    See question 
  • When is a work for hire contract needed? If they own equity?? Is it needed?

    If I hire someone to do web programming, but they own some equity in the business (LLC).....will I still need a standard work for hire contract with them that would typically be used if they didn't retain any equity? Or should I forgo that due to ...

    Justin’s Answer

    "Hire" implies employment but you may mean retain as a consultant/contractor. If they are an employee of the LLC, a work-made-for-hire agreement is NOT required to transfer the IP to the LLC but it is highly RECOMMENDED. If they are a freelancer or other independent contractor, a written contract is REQUIRED. Please work with an attorney on this and all other IP issues...

    See question 
  • Tenant paid security deposit to an LLC. Who do they sue to get that back? an individual or the corporation?

    Tenants made their security deposit out to an LLC and paid their rent to a management company. They do not agree with the deductions to their deposit after vacating. They are suing in small claims. Should they have served the corporation they p...

    Justin’s Answer

    Both. However, the tenant will need to make a written demand before suing in small claims to give the defendants an opportunity to resolve the matter without court intervention.
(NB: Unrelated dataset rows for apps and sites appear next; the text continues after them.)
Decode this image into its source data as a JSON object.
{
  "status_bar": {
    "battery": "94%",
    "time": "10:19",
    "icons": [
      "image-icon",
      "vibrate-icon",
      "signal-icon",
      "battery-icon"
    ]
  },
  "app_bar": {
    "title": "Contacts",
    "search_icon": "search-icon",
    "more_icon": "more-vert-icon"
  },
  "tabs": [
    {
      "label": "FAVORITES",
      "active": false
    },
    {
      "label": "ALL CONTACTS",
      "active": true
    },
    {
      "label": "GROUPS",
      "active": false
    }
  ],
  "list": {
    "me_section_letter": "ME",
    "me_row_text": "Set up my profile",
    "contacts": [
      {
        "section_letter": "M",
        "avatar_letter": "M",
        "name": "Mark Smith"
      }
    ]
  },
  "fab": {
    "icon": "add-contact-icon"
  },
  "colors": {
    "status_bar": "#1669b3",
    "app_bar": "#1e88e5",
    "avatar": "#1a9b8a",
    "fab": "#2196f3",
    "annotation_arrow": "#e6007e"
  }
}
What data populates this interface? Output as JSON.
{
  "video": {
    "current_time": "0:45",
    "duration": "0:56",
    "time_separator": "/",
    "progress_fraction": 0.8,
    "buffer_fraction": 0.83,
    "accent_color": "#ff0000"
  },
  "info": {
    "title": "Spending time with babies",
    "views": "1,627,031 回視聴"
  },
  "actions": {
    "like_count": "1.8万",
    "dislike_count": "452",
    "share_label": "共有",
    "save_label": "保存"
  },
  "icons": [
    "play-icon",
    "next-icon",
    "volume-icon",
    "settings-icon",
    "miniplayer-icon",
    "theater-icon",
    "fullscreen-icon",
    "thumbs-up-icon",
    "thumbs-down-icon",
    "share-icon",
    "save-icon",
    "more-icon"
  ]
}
    See question 
  • Buying defunct business that state suspended

    I have a question about possibly assuming the debt/buying a prior company. The original owner cannot be contacted and the business was suspended by the state in 2005. The suspension has since been lifted, but the corporation is not active. How wou...

    Justin’s Answer

    Once the company is suspended by the FTB or SOS its name is up for grabs. However, that's just its name - not its contracts, assets or liabilities. Therefore, you cannot take the name and assume the contractual liabilities without completing a novation, which is a complete substitution of your new company for that of the prior company of the same name. You will need to work with a business attorney and get in touch with the owner of the defunct business, as well as the other contractual party(ies).

    See question